What to produce:
Make a verbatim copy of all the records.

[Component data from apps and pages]
((

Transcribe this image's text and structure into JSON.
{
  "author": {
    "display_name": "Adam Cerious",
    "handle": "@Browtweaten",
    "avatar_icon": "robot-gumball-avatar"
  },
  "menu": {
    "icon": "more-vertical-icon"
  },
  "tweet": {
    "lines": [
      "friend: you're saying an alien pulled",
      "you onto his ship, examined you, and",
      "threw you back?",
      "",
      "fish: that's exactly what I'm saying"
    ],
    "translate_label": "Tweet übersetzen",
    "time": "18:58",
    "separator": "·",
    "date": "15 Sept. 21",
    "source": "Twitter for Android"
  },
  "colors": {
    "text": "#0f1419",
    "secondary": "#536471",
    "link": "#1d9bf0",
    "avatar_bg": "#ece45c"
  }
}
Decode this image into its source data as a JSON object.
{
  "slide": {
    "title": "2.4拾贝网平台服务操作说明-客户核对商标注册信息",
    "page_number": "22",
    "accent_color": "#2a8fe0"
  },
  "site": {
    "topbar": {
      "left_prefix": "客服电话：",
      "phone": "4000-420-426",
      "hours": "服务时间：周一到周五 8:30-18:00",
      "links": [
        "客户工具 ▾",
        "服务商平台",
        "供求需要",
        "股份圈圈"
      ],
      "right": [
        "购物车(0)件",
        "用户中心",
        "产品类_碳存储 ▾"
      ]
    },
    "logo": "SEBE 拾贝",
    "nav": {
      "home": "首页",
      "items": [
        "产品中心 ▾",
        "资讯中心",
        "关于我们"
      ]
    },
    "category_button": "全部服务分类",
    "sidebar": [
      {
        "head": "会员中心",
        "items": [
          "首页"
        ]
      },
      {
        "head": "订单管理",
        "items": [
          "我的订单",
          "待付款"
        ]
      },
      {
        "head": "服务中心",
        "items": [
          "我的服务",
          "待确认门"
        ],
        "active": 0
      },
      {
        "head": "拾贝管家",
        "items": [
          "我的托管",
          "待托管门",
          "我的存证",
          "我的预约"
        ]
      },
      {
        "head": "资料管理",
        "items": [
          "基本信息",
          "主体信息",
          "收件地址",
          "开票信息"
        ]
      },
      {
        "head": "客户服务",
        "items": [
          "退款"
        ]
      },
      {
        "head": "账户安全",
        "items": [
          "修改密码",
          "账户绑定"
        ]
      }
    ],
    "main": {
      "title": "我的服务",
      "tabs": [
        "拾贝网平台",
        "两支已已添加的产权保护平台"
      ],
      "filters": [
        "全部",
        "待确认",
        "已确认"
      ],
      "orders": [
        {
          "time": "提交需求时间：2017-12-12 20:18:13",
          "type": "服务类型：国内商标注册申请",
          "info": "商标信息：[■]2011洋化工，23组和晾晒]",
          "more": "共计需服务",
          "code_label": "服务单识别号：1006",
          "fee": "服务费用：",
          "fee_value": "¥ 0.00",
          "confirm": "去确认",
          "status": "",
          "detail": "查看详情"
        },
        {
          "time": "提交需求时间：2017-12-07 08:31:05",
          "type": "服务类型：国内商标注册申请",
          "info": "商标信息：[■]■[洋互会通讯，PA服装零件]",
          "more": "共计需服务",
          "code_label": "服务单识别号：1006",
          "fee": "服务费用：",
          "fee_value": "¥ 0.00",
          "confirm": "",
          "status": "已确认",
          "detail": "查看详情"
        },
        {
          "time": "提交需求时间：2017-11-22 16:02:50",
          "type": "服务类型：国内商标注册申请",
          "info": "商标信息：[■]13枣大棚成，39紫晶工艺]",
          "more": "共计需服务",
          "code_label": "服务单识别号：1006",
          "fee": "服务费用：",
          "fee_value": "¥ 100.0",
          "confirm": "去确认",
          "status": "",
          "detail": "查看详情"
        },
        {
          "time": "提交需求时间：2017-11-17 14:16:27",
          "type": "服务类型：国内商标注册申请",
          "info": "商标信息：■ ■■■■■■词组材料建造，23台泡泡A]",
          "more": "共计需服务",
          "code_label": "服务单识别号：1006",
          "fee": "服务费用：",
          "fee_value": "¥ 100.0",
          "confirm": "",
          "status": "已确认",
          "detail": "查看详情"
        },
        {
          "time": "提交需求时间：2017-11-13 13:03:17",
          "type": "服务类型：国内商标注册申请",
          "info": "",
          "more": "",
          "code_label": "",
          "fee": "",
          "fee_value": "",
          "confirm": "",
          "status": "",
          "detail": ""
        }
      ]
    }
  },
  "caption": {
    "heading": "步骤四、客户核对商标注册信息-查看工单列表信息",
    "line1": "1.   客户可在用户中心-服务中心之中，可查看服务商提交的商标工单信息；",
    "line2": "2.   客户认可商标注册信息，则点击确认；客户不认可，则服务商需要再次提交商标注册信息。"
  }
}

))

Your solution:
Transcribe this image's text and structure into JSON.
{
  "author": {
    "display_name": "Adam Cerious",
    "handle": "@Browtweaten",
    "avatar_icon": "robot-gumball-avatar"
  },
  "menu": {
    "icon": "more-vertical-icon"
  },
  "tweet": {
    "lines": [
      "friend: you're saying an alien pulled",
      "you onto his ship, examined you, and",
      "threw you back?",
      "",
      "fish: that's exactly what I'm saying"
    ],
    "translate_label": "Tweet übersetzen",
    "time": "18:58",
    "separator": "·",
    "date": "15 Sept. 21",
    "source": "Twitter for Android"
  },
  "colors": {
    "text": "#0f1419",
    "secondary": "#536471",
    "link": "#1d9bf0",
    "avatar_bg": "#ece45c"
  }
}
Decode this image into its source data as a JSON object.
{
  "slide": {
    "title": "2.4拾贝网平台服务操作说明-客户核对商标注册信息",
    "page_number": "22",
    "accent_color": "#2a8fe0"
  },
  "site": {
    "topbar": {
      "left_prefix": "客服电话：",
      "phone": "4000-420-426",
      "hours": "服务时间：周一到周五 8:30-18:00",
      "links": [
        "客户工具 ▾",
        "服务商平台",
        "供求需要",
        "股份圈圈"
      ],
      "right": [
        "购物车(0)件",
        "用户中心",
        "产品类_碳存储 ▾"
      ]
    },
    "logo": "SEBE 拾贝",
    "nav": {
      "home": "首页",
      "items": [
        "产品中心 ▾",
        "资讯中心",
        "关于我们"
      ]
    },
    "category_button": "全部服务分类",
    "sidebar": [
      {
        "head": "会员中心",
        "items": [
          "首页"
        ]
      },
      {
        "head": "订单管理",
        "items": [
          "我的订单",
          "待付款"
        ]
      },
      {
        "head": "服务中心",
        "items": [
          "我的服务",
          "待确认门"
        ],
        "active": 0
      },
      {
        "head": "拾贝管家",
        "items": [
          "我的托管",
          "待托管门",
          "我的存证",
          "我的预约"
        ]
      },
      {
        "head": "资料管理",
        "items": [
          "基本信息",
          "主体信息",
          "收件地址",
          "开票信息"
        ]
      },
      {
        "head": "客户服务",
        "items": [
          "退款"
        ]
      },
      {
        "head": "账户安全",
        "items": [
          "修改密码",
          "账户绑定"
        ]
      }
    ],
    "main": {
      "title": "我的服务",
      "tabs": [
        "拾贝网平台",
        "两支已已添加的产权保护平台"
      ],
      "filters": [
        "全部",
        "待确认",
        "已确认"
      ],
      "orders": [
        {
          "time": "提交需求时间：2017-12-12 20:18:13",
          "type": "服务类型：国内商标注册申请",
          "info": "商标信息：[■]2011洋化工，23组和晾晒]",
          "more": "共计需服务",
          "code_label": "服务单识别号：1006",
          "fee": "服务费用：",
          "fee_value": "¥ 0.00",
          "confirm": "去确认",
          "status": "",
          "detail": "查看详情"
        },
        {
          "time": "提交需求时间：2017-12-07 08:31:05",
          "type": "服务类型：国内商标注册申请",
          "info": "商标信息：[■]■[洋互会通讯，PA服装零件]",
          "more": "共计需服务",
          "code_label": "服务单识别号：1006",
          "fee": "服务费用：",
          "fee_value": "¥ 0.00",
          "confirm": "",
          "status": "已确认",
          "detail": "查看详情"
        },
        {
          "time": "提交需求时间：2017-11-22 16:02:50",
          "type": "服务类型：国内商标注册申请",
          "info": "商标信息：[■]13枣大棚成，39紫晶工艺]",
          "more": "共计需服务",
          "code_label": "服务单识别号：1006",
          "fee": "服务费用：",
          "fee_value": "¥ 100.0",
          "confirm": "去确认",
          "status": "",
          "detail": "查看详情"
        },
        {
          "time": "提交需求时间：2017-11-17 14:16:27",
          "type": "服务类型：国内商标注册申请",
          "info": "商标信息：■ ■■■■■■词组材料建造，23台泡泡A]",
          "more": "共计需服务",
          "code_label": "服务单识别号：1006",
          "fee": "服务费用：",
          "fee_value": "¥ 100.0",
          "confirm": "",
          "status": "已确认",
          "detail": "查看详情"
        },
        {
          "time": "提交需求时间：2017-11-13 13:03:17",
          "type": "服务类型：国内商标注册申请",
          "info": "",
          "more": "",
          "code_label": "",
          "fee": "",
          "fee_value": "",
          "confirm": "",
          "status": "",
          "detail": ""
        }
      ]
    }
  },
  "caption": {
    "heading": "步骤四、客户核对商标注册信息-查看工单列表信息",
    "line1": "1.   客户可在用户中心-服务中心之中，可查看服务商提交的商标工单信息；",
    "line2": "2.   客户认可商标注册信息，则点击确认；客户不认可，则服务商需要再次提交商标注册信息。"
  }
}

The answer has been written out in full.